TASK TO CARRY OUT:
What lines of the data below hold the string "selected"? Copy each one.

DATA SHOWN:
-=-=-=-=-

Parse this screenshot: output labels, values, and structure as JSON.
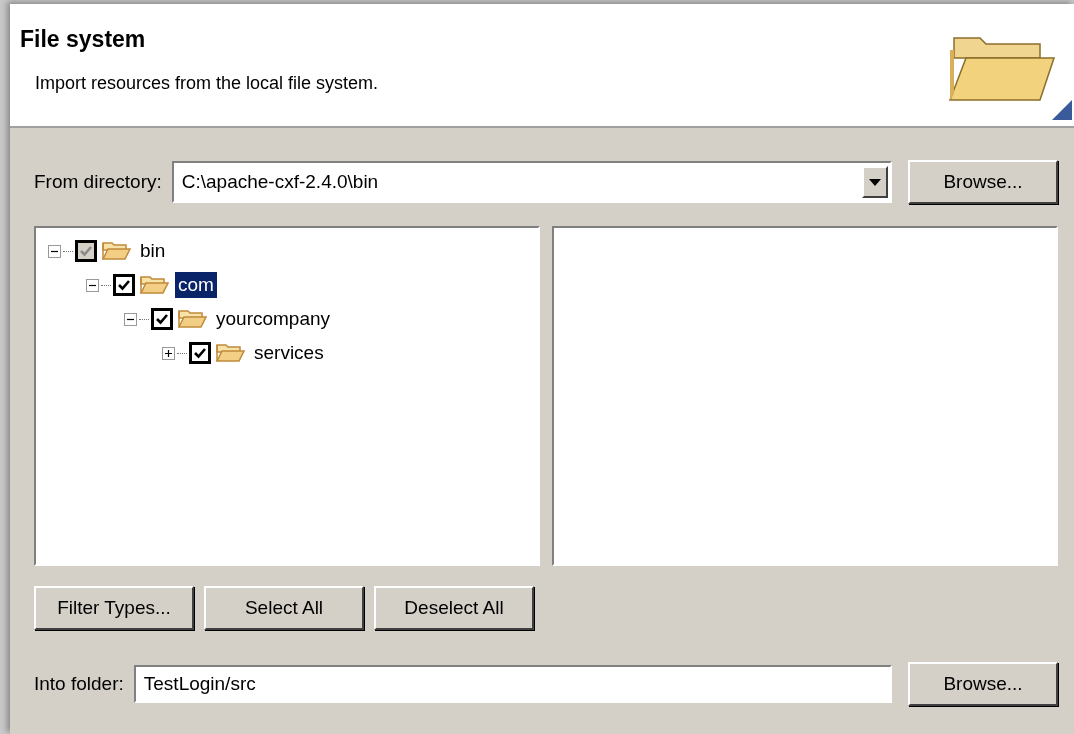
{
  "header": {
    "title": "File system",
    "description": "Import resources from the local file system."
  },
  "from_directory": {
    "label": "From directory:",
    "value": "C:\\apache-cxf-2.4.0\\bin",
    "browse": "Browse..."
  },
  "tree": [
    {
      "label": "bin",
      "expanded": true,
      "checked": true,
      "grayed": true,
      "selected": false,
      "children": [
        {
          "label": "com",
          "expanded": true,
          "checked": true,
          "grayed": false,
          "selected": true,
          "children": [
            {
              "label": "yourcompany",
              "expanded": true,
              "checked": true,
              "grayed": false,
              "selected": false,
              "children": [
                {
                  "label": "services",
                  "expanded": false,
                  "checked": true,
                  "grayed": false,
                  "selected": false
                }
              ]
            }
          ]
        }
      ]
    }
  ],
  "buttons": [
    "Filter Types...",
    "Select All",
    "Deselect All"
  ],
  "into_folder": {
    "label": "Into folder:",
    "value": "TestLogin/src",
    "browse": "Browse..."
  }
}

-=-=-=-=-

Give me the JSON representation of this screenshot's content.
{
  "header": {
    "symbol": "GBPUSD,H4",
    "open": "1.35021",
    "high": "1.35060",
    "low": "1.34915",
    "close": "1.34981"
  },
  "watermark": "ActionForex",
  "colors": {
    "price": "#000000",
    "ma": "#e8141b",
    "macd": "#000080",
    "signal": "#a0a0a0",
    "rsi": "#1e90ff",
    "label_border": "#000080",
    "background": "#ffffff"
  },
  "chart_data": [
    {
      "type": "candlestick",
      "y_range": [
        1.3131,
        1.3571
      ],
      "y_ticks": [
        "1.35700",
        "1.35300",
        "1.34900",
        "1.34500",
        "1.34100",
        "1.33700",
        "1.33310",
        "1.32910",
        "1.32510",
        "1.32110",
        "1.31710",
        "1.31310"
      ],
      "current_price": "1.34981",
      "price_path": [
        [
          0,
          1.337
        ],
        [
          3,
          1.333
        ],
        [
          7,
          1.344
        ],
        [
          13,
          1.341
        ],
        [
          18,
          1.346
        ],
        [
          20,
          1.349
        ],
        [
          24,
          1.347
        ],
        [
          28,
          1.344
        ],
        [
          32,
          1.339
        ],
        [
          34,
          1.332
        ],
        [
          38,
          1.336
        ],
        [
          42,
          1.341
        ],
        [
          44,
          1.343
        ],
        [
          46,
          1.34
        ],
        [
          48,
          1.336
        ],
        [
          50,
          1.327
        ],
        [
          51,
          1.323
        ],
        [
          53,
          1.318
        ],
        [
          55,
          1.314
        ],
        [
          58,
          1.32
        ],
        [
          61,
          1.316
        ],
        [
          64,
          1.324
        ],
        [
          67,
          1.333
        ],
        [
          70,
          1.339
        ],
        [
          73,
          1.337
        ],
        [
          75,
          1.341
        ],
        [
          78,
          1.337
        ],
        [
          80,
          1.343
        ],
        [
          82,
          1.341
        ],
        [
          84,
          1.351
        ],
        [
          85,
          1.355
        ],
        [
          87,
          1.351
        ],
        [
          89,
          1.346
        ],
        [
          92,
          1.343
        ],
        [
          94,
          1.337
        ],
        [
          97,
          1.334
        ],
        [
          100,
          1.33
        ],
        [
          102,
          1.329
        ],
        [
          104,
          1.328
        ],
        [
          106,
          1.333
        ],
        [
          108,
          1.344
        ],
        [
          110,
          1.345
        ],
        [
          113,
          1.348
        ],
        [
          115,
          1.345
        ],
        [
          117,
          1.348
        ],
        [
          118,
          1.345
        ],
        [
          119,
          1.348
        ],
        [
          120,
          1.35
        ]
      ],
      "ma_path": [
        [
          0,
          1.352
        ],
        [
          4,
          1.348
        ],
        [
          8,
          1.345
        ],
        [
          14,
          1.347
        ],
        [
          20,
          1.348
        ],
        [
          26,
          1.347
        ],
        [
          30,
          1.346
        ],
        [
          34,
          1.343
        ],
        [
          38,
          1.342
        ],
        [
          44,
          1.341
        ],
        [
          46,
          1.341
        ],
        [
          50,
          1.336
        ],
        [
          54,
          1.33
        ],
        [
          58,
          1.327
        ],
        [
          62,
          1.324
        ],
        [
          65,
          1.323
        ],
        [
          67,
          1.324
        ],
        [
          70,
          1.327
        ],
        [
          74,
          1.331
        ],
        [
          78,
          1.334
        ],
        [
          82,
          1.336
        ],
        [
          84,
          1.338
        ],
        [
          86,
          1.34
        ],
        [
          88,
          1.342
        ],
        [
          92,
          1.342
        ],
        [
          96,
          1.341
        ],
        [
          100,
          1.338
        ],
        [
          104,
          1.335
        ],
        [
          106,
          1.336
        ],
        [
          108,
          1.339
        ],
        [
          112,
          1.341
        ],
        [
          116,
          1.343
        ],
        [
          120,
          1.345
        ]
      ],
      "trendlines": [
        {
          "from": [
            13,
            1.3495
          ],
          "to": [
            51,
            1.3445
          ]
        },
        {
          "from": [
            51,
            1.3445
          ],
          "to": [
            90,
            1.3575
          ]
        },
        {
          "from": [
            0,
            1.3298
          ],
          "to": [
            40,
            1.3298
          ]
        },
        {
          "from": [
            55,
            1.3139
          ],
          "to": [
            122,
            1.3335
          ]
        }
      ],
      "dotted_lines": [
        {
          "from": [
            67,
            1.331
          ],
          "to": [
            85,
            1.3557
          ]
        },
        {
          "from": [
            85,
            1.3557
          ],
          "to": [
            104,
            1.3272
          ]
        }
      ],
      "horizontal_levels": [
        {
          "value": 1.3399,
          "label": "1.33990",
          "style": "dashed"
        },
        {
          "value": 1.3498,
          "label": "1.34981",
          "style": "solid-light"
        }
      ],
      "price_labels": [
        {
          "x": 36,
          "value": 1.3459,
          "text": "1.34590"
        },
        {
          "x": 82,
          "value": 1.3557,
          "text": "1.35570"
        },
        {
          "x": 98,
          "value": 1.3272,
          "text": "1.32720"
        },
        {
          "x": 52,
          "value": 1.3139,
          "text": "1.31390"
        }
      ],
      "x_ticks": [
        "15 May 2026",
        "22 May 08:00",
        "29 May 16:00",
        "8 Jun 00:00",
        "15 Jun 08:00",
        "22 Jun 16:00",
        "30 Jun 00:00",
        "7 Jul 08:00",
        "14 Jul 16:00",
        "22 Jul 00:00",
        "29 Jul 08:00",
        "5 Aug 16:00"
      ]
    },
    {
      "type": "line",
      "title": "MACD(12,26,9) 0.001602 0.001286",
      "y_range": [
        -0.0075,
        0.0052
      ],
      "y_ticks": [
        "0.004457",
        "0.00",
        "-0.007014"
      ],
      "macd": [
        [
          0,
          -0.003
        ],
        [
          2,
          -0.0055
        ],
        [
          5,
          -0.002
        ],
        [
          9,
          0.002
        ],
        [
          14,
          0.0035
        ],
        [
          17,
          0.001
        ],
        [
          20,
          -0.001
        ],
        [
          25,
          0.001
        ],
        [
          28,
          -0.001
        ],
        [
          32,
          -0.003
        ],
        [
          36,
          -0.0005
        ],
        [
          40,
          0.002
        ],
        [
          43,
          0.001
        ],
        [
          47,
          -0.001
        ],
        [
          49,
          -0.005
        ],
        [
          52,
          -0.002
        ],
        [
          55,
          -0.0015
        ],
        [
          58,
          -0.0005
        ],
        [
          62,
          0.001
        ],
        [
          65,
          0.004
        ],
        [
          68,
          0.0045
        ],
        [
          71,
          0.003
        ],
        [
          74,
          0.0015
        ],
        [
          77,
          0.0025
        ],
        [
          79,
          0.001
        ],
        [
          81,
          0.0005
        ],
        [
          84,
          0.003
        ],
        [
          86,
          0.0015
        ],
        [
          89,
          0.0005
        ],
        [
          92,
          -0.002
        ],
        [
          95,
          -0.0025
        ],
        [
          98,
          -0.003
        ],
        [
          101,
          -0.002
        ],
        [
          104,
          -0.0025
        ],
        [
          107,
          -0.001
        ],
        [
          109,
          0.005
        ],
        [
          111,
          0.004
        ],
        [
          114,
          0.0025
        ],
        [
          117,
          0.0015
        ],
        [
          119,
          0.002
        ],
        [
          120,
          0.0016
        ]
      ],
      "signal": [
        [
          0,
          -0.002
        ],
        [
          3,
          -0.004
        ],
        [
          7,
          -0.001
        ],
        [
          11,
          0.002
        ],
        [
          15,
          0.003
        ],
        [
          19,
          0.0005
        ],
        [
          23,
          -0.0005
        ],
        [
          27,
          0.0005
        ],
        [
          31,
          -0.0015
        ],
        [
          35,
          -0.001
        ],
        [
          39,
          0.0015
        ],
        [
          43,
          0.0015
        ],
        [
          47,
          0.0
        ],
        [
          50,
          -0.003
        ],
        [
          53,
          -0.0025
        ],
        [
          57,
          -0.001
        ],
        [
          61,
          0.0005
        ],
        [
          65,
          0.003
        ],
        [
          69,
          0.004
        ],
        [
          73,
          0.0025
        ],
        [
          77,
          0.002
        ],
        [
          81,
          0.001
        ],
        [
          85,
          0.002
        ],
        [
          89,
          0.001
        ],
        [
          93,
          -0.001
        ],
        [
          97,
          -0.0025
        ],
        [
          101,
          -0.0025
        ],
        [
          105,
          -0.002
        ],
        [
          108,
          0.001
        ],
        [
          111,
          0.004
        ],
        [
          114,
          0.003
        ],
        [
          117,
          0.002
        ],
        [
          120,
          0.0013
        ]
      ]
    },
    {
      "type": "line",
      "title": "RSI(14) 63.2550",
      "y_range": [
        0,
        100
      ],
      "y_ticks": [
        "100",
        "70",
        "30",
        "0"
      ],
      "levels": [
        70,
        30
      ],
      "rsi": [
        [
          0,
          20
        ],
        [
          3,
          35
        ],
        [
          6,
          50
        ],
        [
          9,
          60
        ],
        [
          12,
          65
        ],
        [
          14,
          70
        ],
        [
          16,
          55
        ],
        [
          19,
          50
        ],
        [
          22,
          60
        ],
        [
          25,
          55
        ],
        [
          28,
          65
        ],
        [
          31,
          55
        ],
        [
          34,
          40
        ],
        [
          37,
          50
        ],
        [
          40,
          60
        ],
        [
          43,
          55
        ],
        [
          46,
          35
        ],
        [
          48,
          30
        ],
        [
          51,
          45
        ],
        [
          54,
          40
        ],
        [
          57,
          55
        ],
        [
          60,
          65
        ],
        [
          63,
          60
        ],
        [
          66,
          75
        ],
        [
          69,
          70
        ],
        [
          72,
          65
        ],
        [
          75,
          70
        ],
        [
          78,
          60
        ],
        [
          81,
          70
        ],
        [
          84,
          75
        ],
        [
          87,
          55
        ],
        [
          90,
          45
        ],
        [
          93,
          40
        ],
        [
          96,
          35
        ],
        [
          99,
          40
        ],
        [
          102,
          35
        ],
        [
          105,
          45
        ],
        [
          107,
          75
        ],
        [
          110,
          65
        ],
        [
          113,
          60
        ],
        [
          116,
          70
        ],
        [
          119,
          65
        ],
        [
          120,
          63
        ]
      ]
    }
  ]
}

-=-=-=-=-

ANSWER FOR THIS EXERCISE:
      "selected": false,
          "selected": true,
              "selected": false,
                  "selected": false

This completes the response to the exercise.